Task requirements: Take each line below that has "JSON" and copy it.

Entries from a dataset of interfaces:
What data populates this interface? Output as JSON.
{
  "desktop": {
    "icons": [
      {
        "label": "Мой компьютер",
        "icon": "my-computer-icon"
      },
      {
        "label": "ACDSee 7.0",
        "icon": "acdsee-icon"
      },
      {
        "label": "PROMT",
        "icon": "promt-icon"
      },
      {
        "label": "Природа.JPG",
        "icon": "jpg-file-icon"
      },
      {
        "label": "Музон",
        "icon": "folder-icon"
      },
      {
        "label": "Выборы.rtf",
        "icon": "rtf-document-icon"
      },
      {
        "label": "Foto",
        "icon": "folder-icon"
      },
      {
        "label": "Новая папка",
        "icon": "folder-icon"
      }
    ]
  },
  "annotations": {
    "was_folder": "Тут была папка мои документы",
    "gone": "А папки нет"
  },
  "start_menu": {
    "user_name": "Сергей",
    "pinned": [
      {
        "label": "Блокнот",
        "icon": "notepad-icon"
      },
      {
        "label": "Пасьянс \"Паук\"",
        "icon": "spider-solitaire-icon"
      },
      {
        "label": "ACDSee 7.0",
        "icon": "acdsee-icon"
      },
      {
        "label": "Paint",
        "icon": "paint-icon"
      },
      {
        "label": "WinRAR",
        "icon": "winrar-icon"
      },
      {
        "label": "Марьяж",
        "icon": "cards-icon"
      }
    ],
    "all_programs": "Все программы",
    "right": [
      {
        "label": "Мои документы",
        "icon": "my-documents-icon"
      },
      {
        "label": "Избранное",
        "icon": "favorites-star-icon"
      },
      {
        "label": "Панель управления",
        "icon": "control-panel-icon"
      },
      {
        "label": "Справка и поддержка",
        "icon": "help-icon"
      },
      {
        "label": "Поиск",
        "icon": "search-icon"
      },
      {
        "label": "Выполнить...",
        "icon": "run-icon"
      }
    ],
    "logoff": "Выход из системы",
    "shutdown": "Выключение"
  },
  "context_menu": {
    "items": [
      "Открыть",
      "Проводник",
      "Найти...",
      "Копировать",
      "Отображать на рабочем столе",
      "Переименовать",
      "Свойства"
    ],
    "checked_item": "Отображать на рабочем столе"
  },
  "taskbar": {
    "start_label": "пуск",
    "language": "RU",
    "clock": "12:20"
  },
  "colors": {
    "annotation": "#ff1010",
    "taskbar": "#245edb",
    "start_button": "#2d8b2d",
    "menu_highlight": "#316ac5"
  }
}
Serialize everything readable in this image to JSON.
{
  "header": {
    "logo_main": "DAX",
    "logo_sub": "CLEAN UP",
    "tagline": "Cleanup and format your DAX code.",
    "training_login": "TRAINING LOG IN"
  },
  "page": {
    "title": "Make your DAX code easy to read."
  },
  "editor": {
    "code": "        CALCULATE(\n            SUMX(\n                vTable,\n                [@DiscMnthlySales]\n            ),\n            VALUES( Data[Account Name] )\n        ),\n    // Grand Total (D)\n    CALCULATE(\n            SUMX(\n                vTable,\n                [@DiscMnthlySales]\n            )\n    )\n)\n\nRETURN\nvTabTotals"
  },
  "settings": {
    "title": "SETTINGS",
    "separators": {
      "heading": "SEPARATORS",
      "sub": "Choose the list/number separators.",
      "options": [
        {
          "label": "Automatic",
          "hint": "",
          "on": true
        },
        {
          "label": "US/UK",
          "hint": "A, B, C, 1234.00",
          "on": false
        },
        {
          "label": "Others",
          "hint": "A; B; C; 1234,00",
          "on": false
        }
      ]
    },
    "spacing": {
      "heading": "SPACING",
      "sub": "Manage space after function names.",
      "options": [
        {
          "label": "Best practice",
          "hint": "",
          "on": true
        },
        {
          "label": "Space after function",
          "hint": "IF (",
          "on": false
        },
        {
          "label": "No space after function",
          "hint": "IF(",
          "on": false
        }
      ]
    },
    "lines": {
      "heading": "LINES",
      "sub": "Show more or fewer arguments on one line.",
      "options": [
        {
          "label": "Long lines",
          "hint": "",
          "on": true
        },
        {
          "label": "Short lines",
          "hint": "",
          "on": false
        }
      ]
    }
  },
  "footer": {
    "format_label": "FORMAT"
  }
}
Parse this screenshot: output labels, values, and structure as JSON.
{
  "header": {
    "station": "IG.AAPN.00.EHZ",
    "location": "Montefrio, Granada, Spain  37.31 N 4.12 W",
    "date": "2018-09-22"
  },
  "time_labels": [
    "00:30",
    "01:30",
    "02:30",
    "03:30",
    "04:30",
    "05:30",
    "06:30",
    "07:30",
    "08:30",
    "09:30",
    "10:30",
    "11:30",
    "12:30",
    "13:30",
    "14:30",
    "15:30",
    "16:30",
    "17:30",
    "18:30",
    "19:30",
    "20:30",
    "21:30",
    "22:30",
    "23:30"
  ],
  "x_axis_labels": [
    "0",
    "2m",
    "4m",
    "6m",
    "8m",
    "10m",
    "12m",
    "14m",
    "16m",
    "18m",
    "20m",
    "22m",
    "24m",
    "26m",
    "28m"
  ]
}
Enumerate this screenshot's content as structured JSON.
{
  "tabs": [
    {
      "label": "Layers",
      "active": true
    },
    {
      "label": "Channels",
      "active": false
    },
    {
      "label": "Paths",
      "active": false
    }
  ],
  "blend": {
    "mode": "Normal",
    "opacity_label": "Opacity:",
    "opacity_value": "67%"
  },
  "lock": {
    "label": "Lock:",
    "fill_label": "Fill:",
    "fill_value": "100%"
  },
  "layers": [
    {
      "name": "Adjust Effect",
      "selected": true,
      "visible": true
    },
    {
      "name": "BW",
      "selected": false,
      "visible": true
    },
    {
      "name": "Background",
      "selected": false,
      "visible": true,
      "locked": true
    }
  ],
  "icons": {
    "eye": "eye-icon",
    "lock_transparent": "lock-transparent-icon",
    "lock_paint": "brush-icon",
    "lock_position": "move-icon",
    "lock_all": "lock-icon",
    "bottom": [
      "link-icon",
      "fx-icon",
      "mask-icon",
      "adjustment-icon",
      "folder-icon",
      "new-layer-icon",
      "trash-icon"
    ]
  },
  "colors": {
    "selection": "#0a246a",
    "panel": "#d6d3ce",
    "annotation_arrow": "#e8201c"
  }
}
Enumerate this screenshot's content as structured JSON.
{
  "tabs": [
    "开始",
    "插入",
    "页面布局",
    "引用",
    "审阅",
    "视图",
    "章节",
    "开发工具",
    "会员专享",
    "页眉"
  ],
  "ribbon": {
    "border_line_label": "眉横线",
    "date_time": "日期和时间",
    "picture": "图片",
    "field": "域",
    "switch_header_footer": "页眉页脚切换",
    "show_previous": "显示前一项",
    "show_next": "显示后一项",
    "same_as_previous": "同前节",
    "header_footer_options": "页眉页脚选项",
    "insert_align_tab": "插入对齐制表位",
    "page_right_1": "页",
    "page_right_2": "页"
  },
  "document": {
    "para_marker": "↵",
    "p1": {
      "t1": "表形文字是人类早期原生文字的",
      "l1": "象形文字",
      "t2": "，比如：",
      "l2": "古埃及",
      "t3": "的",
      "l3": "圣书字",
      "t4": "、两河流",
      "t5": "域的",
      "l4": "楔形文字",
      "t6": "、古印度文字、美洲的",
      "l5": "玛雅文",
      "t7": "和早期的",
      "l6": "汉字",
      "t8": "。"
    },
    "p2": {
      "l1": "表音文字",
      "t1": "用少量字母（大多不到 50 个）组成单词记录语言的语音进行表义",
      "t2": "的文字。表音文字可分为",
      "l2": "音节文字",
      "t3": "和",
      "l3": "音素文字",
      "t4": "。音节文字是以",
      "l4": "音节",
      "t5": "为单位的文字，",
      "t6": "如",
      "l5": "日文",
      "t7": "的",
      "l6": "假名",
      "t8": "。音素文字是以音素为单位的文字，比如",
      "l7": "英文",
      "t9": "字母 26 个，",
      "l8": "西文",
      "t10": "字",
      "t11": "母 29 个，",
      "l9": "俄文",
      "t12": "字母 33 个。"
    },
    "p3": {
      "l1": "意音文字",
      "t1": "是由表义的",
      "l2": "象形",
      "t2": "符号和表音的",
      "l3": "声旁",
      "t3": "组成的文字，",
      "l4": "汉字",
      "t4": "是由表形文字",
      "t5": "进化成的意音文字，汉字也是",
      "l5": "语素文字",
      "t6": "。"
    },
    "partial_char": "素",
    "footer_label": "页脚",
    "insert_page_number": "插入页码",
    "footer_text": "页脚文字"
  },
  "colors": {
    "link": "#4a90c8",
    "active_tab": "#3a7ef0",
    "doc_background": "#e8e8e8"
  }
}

Solution to the problem:
What data populates this interface? Output as JSON.
Serialize everything readable in this image to JSON.
Parse this screenshot: output labels, values, and structure as JSON.
Enumerate this screenshot's content as structured JSON.
Enumerate this screenshot's content as structured JSON.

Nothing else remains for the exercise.